What you will do
Each line of the material holding the word "name" must be identified and copied.

===

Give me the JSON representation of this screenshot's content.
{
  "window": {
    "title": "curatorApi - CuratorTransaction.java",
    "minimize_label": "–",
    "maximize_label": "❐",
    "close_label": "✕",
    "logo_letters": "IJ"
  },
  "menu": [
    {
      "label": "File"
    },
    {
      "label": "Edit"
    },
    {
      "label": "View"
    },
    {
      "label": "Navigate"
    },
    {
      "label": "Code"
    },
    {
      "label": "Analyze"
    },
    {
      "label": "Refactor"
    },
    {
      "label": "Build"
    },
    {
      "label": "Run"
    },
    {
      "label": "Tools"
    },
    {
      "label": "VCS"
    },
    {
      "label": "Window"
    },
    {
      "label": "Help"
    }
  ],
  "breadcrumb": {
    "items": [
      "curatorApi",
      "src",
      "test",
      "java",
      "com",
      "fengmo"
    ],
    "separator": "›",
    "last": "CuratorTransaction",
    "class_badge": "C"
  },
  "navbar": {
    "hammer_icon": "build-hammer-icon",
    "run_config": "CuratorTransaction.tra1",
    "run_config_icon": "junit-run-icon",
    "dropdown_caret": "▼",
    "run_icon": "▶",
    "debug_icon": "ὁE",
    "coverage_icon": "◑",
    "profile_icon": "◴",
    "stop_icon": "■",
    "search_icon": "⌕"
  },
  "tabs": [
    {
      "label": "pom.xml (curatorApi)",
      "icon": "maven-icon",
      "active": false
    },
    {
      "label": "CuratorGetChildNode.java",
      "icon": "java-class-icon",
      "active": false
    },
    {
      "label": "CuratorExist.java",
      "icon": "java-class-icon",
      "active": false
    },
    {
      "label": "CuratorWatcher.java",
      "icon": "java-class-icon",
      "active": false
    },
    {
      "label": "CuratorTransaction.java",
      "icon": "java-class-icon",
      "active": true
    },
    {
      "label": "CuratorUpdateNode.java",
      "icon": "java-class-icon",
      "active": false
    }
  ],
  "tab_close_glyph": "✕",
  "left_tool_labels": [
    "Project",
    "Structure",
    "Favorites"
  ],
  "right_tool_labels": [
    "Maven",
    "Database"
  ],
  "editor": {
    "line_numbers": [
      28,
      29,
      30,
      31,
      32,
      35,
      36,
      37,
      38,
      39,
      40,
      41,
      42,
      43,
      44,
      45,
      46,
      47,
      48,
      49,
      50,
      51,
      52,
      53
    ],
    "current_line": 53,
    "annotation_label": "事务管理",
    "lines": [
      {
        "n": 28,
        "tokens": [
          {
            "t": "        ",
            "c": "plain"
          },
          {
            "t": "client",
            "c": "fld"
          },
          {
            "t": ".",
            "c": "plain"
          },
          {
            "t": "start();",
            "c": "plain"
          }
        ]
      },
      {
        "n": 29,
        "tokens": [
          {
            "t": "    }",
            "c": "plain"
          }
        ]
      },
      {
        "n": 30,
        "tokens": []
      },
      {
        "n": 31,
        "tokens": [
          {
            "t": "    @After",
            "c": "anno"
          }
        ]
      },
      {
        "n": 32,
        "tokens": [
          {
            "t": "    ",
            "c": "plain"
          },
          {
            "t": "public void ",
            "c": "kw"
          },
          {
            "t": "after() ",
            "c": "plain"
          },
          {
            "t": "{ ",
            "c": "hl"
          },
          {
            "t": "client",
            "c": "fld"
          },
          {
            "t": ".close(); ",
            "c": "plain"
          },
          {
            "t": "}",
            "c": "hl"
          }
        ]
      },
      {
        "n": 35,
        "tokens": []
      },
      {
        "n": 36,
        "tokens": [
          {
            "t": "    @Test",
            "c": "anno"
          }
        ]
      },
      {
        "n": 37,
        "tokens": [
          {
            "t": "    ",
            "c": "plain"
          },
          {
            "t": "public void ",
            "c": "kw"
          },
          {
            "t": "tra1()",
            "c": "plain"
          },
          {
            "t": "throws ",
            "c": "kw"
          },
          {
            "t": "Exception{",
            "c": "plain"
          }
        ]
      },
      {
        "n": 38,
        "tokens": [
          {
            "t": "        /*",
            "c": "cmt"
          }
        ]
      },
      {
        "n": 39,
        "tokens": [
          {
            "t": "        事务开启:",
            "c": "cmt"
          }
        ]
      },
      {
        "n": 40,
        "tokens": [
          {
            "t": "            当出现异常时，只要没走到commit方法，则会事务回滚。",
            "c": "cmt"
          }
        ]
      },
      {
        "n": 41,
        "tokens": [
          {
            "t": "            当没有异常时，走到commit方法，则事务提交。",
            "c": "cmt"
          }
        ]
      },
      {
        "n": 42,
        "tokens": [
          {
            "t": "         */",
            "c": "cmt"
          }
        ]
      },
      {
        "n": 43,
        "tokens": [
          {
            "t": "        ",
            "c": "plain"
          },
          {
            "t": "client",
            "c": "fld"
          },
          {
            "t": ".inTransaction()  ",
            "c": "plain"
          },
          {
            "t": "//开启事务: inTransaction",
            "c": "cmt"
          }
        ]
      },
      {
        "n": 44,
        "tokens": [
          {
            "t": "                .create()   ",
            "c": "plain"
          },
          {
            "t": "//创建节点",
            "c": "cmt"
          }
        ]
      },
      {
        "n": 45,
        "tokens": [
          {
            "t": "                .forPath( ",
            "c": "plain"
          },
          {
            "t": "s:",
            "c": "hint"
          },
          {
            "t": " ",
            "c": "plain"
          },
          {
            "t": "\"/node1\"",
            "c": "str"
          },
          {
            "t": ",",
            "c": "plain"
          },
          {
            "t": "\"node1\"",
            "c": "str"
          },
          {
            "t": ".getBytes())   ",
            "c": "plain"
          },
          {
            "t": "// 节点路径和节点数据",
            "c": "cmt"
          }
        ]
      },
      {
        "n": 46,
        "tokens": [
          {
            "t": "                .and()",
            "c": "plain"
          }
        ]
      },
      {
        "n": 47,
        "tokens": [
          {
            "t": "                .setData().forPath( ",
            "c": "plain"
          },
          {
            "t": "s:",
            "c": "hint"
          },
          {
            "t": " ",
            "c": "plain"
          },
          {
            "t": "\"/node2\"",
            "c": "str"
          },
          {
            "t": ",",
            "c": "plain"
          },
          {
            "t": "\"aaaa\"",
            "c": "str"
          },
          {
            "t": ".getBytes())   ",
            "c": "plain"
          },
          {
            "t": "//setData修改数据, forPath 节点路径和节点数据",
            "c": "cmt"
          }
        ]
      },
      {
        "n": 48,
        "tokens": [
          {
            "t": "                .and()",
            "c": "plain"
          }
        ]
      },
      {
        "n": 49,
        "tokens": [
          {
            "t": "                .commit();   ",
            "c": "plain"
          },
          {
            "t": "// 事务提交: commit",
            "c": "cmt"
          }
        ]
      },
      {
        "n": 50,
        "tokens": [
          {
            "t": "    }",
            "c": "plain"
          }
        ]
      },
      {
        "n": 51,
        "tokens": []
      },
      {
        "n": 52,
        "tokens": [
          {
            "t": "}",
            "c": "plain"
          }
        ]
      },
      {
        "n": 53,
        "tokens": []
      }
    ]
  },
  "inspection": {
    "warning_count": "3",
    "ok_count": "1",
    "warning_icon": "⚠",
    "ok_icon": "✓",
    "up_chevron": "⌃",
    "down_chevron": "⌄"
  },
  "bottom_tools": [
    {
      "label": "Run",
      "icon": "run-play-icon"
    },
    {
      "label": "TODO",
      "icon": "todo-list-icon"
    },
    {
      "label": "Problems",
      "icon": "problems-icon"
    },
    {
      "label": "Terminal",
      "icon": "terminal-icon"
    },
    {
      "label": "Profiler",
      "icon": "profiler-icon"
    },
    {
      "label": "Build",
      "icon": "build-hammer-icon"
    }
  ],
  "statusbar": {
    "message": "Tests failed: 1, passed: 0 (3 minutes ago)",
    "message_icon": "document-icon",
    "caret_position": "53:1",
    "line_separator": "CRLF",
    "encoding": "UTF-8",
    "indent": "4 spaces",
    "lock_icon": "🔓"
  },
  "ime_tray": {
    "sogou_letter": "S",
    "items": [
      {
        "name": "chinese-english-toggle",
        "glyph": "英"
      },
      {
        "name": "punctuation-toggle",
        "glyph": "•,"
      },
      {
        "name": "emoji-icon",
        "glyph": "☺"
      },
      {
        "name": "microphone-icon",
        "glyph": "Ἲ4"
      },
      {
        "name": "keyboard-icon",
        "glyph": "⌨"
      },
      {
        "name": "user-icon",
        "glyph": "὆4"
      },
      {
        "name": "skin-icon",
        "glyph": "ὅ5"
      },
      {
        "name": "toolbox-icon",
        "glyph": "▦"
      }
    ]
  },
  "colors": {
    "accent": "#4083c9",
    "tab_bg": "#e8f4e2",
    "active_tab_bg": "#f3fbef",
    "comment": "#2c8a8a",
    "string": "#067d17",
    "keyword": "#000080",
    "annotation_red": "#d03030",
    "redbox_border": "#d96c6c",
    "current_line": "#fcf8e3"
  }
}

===

Result
        "name": "chinese-english-toggle",
        "name": "punctuation-toggle",
        "name": "emoji-icon",
        "name": "microphone-icon",
        "name": "keyboard-icon",
        "name": "user-icon",
        "name": "skin-icon",
        "name": "toolbox-icon",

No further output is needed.